++++ RECORDS FOR THE EXERCISE ++++

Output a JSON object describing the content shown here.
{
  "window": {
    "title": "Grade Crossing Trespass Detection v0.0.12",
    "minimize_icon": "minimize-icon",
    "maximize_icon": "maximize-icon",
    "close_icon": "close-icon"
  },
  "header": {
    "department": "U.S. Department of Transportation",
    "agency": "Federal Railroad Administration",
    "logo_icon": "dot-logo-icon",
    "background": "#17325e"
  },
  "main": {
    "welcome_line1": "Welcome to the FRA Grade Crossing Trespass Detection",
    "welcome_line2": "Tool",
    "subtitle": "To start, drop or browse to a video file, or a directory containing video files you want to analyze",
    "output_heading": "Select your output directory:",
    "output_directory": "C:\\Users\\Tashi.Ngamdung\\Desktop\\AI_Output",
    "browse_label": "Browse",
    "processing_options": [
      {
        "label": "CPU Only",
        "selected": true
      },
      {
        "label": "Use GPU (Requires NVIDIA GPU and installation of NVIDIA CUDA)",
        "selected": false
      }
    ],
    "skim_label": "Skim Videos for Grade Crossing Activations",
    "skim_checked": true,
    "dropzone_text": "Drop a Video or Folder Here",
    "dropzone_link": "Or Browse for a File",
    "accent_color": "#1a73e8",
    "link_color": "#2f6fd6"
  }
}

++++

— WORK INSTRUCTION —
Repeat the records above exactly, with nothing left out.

— ANSWER FOR THIS EXERCISE —
Output a JSON object describing the content shown here.
{
  "window": {
    "title": "Grade Crossing Trespass Detection v0.0.12",
    "minimize_icon": "minimize-icon",
    "maximize_icon": "maximize-icon",
    "close_icon": "close-icon"
  },
  "header": {
    "department": "U.S. Department of Transportation",
    "agency": "Federal Railroad Administration",
    "logo_icon": "dot-logo-icon",
    "background": "#17325e"
  },
  "main": {
    "welcome_line1": "Welcome to the FRA Grade Crossing Trespass Detection",
    "welcome_line2": "Tool",
    "subtitle": "To start, drop or browse to a video file, or a directory containing video files you want to analyze",
    "output_heading": "Select your output directory:",
    "output_directory": "C:\\Users\\Tashi.Ngamdung\\Desktop\\AI_Output",
    "browse_label": "Browse",
    "processing_options": [
      {
        "label": "CPU Only",
        "selected": true
      },
      {
        "label": "Use GPU (Requires NVIDIA GPU and installation of NVIDIA CUDA)",
        "selected": false
      }
    ],
    "skim_label": "Skim Videos for Grade Crossing Activations",
    "skim_checked": true,
    "dropzone_text": "Drop a Video or Folder Here",
    "dropzone_link": "Or Browse for a File",
    "accent_color": "#1a73e8",
    "link_color": "#2f6fd6"
  }
}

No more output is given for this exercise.